Data supplied:
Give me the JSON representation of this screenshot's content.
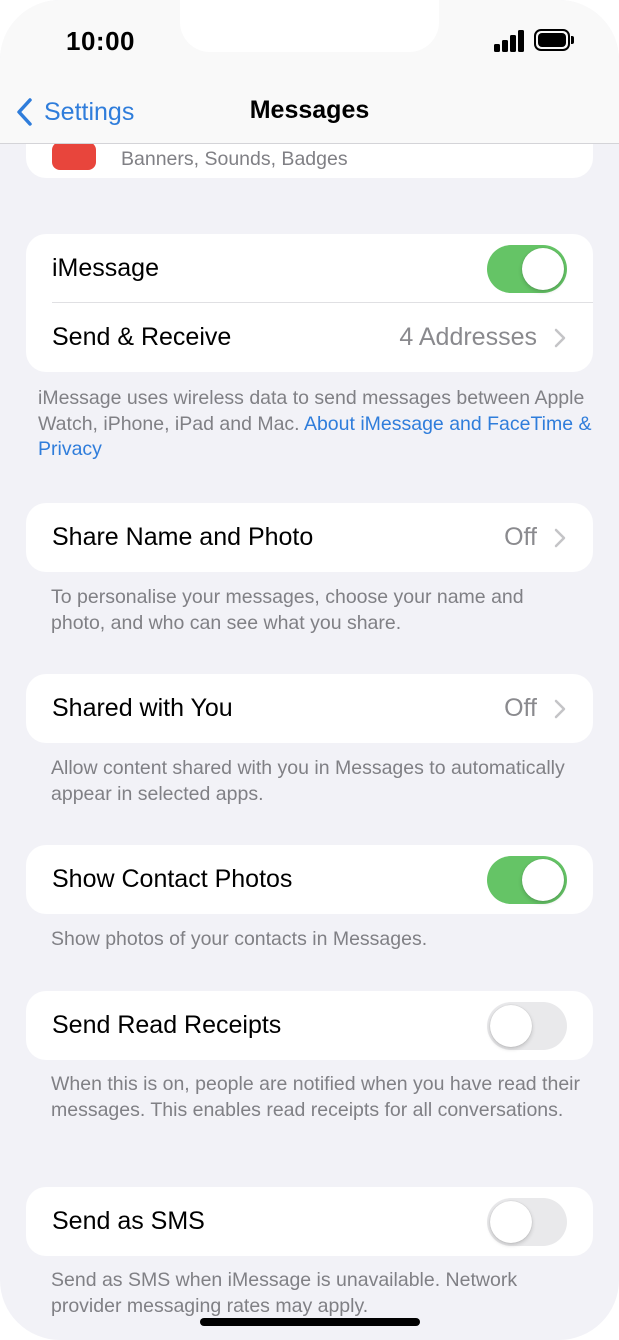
{
  "status_bar": {
    "time": "10:00"
  },
  "nav": {
    "back_label": "Settings",
    "title": "Messages"
  },
  "notifications_row": {
    "subtitle": "Banners, Sounds, Badges"
  },
  "imessage_group": {
    "imessage": {
      "label": "iMessage",
      "toggle": "on"
    },
    "send_receive": {
      "label": "Send & Receive",
      "value": "4 Addresses"
    }
  },
  "imessage_footer": {
    "text": "iMessage uses wireless data to send messages between Apple Watch, iPhone, iPad and Mac. ",
    "link": "About iMessage and FaceTime & Privacy"
  },
  "share_name": {
    "label": "Share Name and Photo",
    "value": "Off",
    "footer": "To personalise your messages, choose your name and photo, and who can see what you share."
  },
  "shared_with_you": {
    "label": "Shared with You",
    "value": "Off",
    "footer": "Allow content shared with you in Messages to automatically appear in selected apps."
  },
  "contact_photos": {
    "label": "Show Contact Photos",
    "toggle": "on",
    "footer": "Show photos of your contacts in Messages."
  },
  "read_receipts": {
    "label": "Send Read Receipts",
    "toggle": "off",
    "footer": "When this is on, people are notified when you have read their messages. This enables read receipts for all conversations."
  },
  "send_sms": {
    "label": "Send as SMS",
    "toggle": "off",
    "footer": "Send as SMS when iMessage is unavailable. Network provider messaging rates may apply."
  },
  "colors": {
    "accent": "#2f7ddb",
    "toggle_on": "#65c466",
    "toggle_off": "#e9e9eb",
    "background": "#f2f2f7",
    "secondary_text": "#8a8a8e"
  }
}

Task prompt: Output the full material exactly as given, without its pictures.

Finished task:
Give me the JSON representation of this screenshot's content.
{
  "status_bar": {
    "time": "10:00"
  },
  "nav": {
    "back_label": "Settings",
    "title": "Messages"
  },
  "notifications_row": {
    "subtitle": "Banners, Sounds, Badges"
  },
  "imessage_group": {
    "imessage": {
      "label": "iMessage",
      "toggle": "on"
    },
    "send_receive": {
      "label": "Send & Receive",
      "value": "4 Addresses"
    }
  },
  "imessage_footer": {
    "text": "iMessage uses wireless data to send messages between Apple Watch, iPhone, iPad and Mac. ",
    "link": "About iMessage and FaceTime & Privacy"
  },
  "share_name": {
    "label": "Share Name and Photo",
    "value": "Off",
    "footer": "To personalise your messages, choose your name and photo, and who can see what you share."
  },
  "shared_with_you": {
    "label": "Shared with You",
    "value": "Off",
    "footer": "Allow content shared with you in Messages to automatically appear in selected apps."
  },
  "contact_photos": {
    "label": "Show Contact Photos",
    "toggle": "on",
    "footer": "Show photos of your contacts in Messages."
  },
  "read_receipts": {
    "label": "Send Read Receipts",
    "toggle": "off",
    "footer": "When this is on, people are notified when you have read their messages. This enables read receipts for all conversations."
  },
  "send_sms": {
    "label": "Send as SMS",
    "toggle": "off",
    "footer": "Send as SMS when iMessage is unavailable. Network provider messaging rates may apply."
  },
  "colors": {
    "accent": "#2f7ddb",
    "toggle_on": "#65c466",
    "toggle_off": "#e9e9eb",
    "background": "#f2f2f7",
    "secondary_text": "#8a8a8e"
  }
}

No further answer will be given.